→ **Exercise directions**: Would you please return the data below verbatim, without its pictures?

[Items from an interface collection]
--- START ---
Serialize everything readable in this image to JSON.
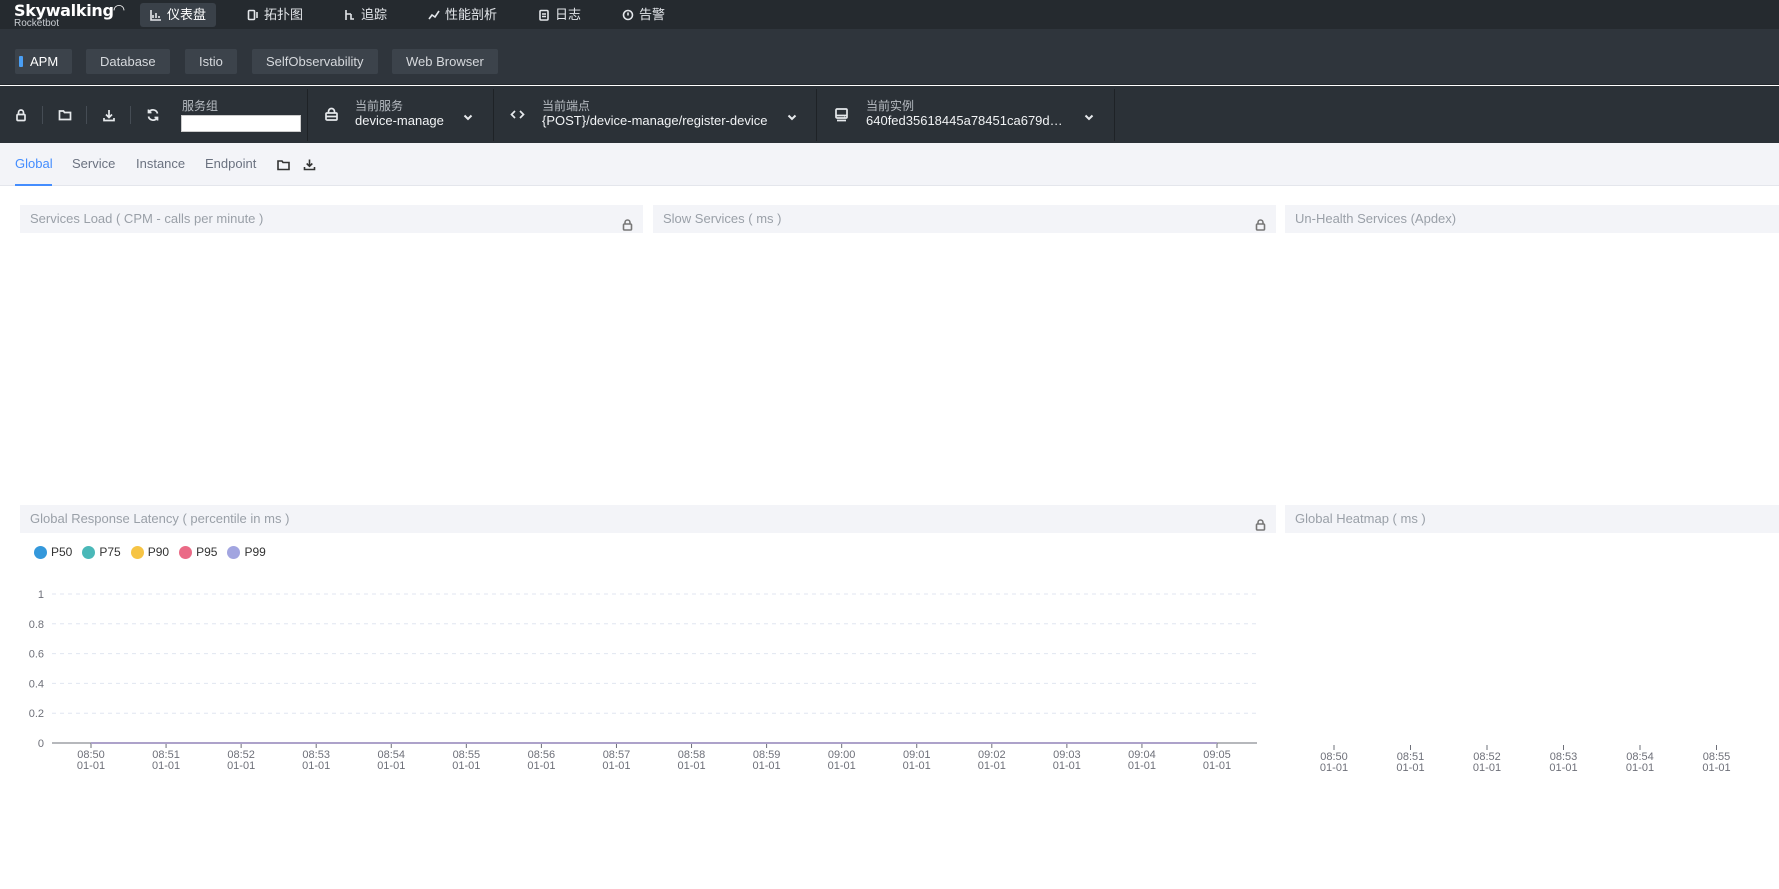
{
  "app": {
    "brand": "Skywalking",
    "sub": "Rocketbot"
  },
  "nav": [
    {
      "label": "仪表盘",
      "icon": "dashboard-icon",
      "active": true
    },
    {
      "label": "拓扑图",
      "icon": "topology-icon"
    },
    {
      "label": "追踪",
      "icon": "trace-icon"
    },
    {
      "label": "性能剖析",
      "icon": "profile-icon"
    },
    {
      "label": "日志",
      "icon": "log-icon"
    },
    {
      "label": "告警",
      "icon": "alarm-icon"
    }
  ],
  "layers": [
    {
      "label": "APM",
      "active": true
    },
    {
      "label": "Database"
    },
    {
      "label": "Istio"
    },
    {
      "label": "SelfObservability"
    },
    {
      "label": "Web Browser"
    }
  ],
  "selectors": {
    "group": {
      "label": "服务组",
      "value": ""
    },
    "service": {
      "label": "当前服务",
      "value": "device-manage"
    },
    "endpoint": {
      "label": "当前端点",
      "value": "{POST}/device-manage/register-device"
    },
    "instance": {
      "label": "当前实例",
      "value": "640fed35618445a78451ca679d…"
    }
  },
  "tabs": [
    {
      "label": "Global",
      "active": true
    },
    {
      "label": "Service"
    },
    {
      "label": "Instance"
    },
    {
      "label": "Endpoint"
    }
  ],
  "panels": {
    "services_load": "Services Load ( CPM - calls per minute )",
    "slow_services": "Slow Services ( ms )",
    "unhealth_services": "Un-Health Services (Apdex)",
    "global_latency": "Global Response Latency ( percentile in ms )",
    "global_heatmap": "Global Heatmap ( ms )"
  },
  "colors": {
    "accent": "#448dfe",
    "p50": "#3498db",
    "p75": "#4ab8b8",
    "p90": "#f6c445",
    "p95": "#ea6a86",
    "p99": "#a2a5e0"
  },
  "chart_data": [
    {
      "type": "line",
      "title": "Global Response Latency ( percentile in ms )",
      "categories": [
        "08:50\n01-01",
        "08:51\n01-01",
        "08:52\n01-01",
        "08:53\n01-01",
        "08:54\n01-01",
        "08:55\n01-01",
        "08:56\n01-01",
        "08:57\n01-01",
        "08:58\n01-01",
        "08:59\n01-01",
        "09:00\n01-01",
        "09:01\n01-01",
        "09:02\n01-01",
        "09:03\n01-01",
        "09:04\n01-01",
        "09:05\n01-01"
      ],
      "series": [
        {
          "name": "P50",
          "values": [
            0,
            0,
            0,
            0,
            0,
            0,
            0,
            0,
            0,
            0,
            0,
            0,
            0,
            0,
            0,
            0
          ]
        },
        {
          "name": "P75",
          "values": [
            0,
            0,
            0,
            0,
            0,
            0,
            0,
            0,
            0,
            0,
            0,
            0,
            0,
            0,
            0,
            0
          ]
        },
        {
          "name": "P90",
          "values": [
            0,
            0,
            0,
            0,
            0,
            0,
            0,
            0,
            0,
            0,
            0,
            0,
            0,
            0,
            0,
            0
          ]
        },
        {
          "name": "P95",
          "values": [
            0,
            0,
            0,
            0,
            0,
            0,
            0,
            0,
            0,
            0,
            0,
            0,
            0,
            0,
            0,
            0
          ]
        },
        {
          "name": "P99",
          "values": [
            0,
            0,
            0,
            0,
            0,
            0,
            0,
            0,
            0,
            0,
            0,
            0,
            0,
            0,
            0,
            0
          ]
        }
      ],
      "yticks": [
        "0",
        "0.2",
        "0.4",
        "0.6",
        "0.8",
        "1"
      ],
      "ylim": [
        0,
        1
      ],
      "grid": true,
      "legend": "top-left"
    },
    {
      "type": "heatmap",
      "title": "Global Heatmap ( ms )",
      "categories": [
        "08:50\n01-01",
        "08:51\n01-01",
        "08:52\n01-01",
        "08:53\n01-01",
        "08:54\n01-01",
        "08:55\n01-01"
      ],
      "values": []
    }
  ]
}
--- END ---
→ **Exercise output**:
Serialize everything readable in this image to JSON.
{
  "app": {
    "brand": "Skywalking",
    "sub": "Rocketbot"
  },
  "nav": [
    {
      "label": "仪表盘",
      "icon": "dashboard-icon",
      "active": true
    },
    {
      "label": "拓扑图",
      "icon": "topology-icon"
    },
    {
      "label": "追踪",
      "icon": "trace-icon"
    },
    {
      "label": "性能剖析",
      "icon": "profile-icon"
    },
    {
      "label": "日志",
      "icon": "log-icon"
    },
    {
      "label": "告警",
      "icon": "alarm-icon"
    }
  ],
  "layers": [
    {
      "label": "APM",
      "active": true
    },
    {
      "label": "Database"
    },
    {
      "label": "Istio"
    },
    {
      "label": "SelfObservability"
    },
    {
      "label": "Web Browser"
    }
  ],
  "selectors": {
    "group": {
      "label": "服务组",
      "value": ""
    },
    "service": {
      "label": "当前服务",
      "value": "device-manage"
    },
    "endpoint": {
      "label": "当前端点",
      "value": "{POST}/device-manage/register-device"
    },
    "instance": {
      "label": "当前实例",
      "value": "640fed35618445a78451ca679d…"
    }
  },
  "tabs": [
    {
      "label": "Global",
      "active": true
    },
    {
      "label": "Service"
    },
    {
      "label": "Instance"
    },
    {
      "label": "Endpoint"
    }
  ],
  "panels": {
    "services_load": "Services Load ( CPM - calls per minute )",
    "slow_services": "Slow Services ( ms )",
    "unhealth_services": "Un-Health Services (Apdex)",
    "global_latency": "Global Response Latency ( percentile in ms )",
    "global_heatmap": "Global Heatmap ( ms )"
  },
  "colors": {
    "accent": "#448dfe",
    "p50": "#3498db",
    "p75": "#4ab8b8",
    "p90": "#f6c445",
    "p95": "#ea6a86",
    "p99": "#a2a5e0"
  },
  "chart_data": [
    {
      "type": "line",
      "title": "Global Response Latency ( percentile in ms )",
      "categories": [
        "08:50\n01-01",
        "08:51\n01-01",
        "08:52\n01-01",
        "08:53\n01-01",
        "08:54\n01-01",
        "08:55\n01-01",
        "08:56\n01-01",
        "08:57\n01-01",
        "08:58\n01-01",
        "08:59\n01-01",
        "09:00\n01-01",
        "09:01\n01-01",
        "09:02\n01-01",
        "09:03\n01-01",
        "09:04\n01-01",
        "09:05\n01-01"
      ],
      "series": [
        {
          "name": "P50",
          "values": [
            0,
            0,
            0,
            0,
            0,
            0,
            0,
            0,
            0,
            0,
            0,
            0,
            0,
            0,
            0,
            0
          ]
        },
        {
          "name": "P75",
          "values": [
            0,
            0,
            0,
            0,
            0,
            0,
            0,
            0,
            0,
            0,
            0,
            0,
            0,
            0,
            0,
            0
          ]
        },
        {
          "name": "P90",
          "values": [
            0,
            0,
            0,
            0,
            0,
            0,
            0,
            0,
            0,
            0,
            0,
            0,
            0,
            0,
            0,
            0
          ]
        },
        {
          "name": "P95",
          "values": [
            0,
            0,
            0,
            0,
            0,
            0,
            0,
            0,
            0,
            0,
            0,
            0,
            0,
            0,
            0,
            0
          ]
        },
        {
          "name": "P99",
          "values": [
            0,
            0,
            0,
            0,
            0,
            0,
            0,
            0,
            0,
            0,
            0,
            0,
            0,
            0,
            0,
            0
          ]
        }
      ],
      "yticks": [
        "0",
        "0.2",
        "0.4",
        "0.6",
        "0.8",
        "1"
      ],
      "ylim": [
        0,
        1
      ],
      "grid": true,
      "legend": "top-left"
    },
    {
      "type": "heatmap",
      "title": "Global Heatmap ( ms )",
      "categories": [
        "08:50\n01-01",
        "08:51\n01-01",
        "08:52\n01-01",
        "08:53\n01-01",
        "08:54\n01-01",
        "08:55\n01-01"
      ],
      "values": []
    }
  ]
}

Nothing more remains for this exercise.